Chelsea went on one of the best premier league runs ever, winning 30 of their possible 38 games in the 2016/17 Premier League season. However, Chelsea’s start to the season followed a completely different trend to the rest of their season; while the team won 3 out of their 3 games, the first was an unconvincing 2-1 win against West Ham (who finished the season with 45 from 114 available points), followed by a 1-2 win against Watford (who finished 17th in the table), both games in which Costa had to score an 87+ minute goal to save the tie, and a routine 3-0 win over Burnley. The team seemed to be struggling, regardless of the immense talents of Hazard, Costa and their 35 million pound star signing N’Golo Kante at their disposal.Continue Reading
To Start or Sit: Squad Rotation in Soccer
Isaac Schmidt ◆ October 20, 2017

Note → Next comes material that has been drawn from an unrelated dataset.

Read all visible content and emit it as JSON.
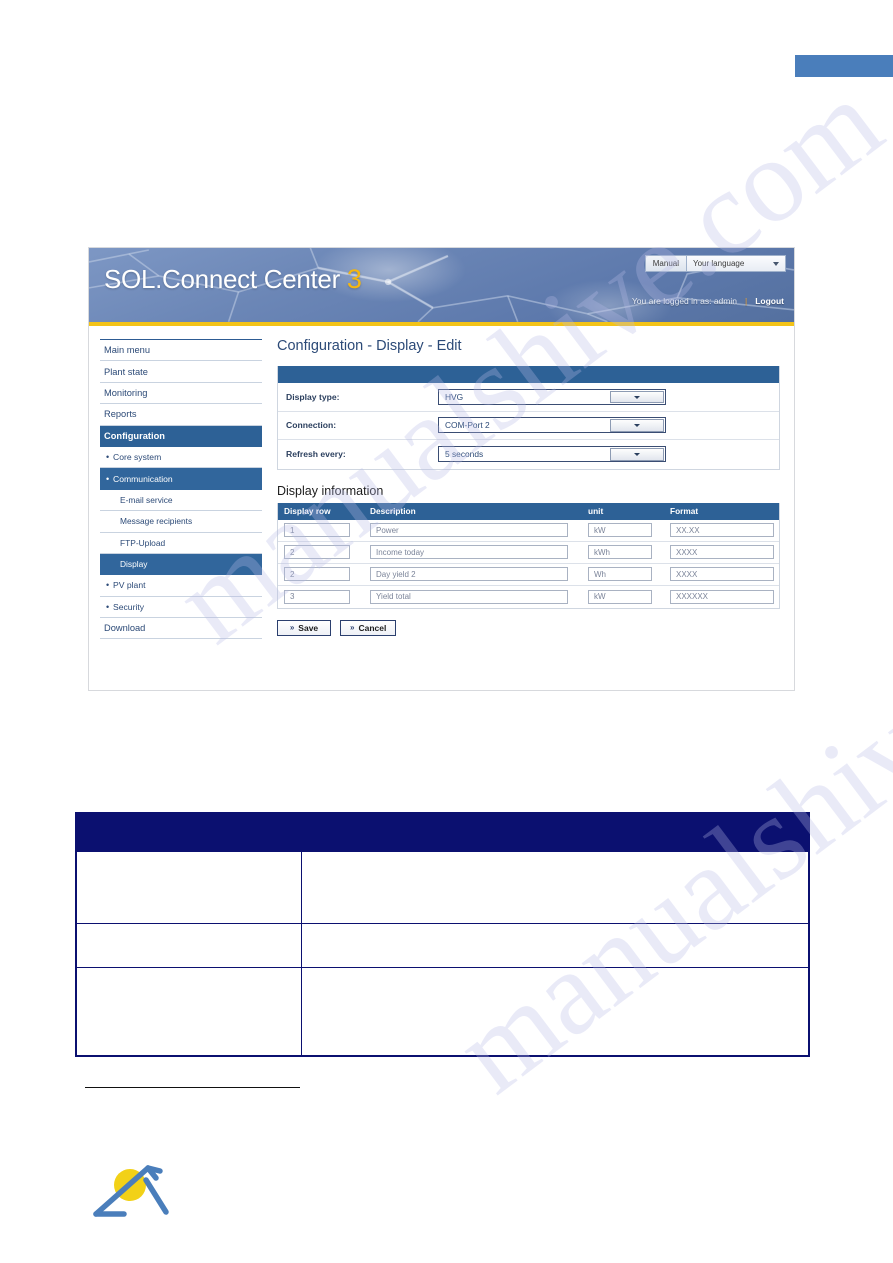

On June 1, 2013, Bayern Munich lifted the DFB-Pokal trophy, after beating VfB Stuttgart 3-2 in the final. This was the third major trophy Bayern won that year. One week earlier, Bayern had beat fellow Bundesliga team Borussia Dortmund 2-1 to win the UEFA Champions League. More than six weeks earlier, they clinched the Bundesliga title, constituting a treble season. Bayern’s navigated through a congested fixture list over the season to successfully clinch three titles. However, playing deep into multiple competitions often leads to struggling performances for many teams. Multiple games a week means players must be rested and starting the same team every game in every competition would be impossible, which is why squad rotation is necessary. The extent to which a team should rotate their players has always been a contentious topic amongst fans. Sitting a team’s best player on the bench can lead to harsh criticism, as shown when Arsenal recently lost 4-0 to Liverpool after sitting out star player Alexis Sánchez...Continue Reading

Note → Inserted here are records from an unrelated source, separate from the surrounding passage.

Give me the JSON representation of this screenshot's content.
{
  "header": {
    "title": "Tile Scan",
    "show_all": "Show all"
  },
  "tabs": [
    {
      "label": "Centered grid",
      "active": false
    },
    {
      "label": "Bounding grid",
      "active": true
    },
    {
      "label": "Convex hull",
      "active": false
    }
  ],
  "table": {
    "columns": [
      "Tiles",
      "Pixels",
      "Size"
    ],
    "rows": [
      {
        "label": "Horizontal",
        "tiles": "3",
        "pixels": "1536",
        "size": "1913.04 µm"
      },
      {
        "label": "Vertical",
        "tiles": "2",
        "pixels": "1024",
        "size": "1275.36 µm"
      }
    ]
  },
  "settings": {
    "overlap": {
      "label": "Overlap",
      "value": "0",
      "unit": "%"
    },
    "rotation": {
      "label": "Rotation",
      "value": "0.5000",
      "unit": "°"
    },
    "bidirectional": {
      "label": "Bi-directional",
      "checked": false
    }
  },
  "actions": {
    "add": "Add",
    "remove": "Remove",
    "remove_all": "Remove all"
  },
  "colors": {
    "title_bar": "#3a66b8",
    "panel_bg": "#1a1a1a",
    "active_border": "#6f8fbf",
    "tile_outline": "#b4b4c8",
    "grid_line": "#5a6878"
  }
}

Never Much Love When We Go OT?
Eric Herrmann ◆ March 26, 2017
The Winners and Losers of 3-on-3 Overtime’s Sophomore Season
The aim of the rule change was to cut down on boring, unfair and unpopular shootouts and increase the amount of overtime scoring to make that part of the game more fast paced and exciting. Halfway through the second season of its implementation, the question remains, has it achieved these aims or not?
The answer? Pretty much a resounding...Continue Reading
The Rise Of The Six
Kairav Sheth ◆ March 18, 2017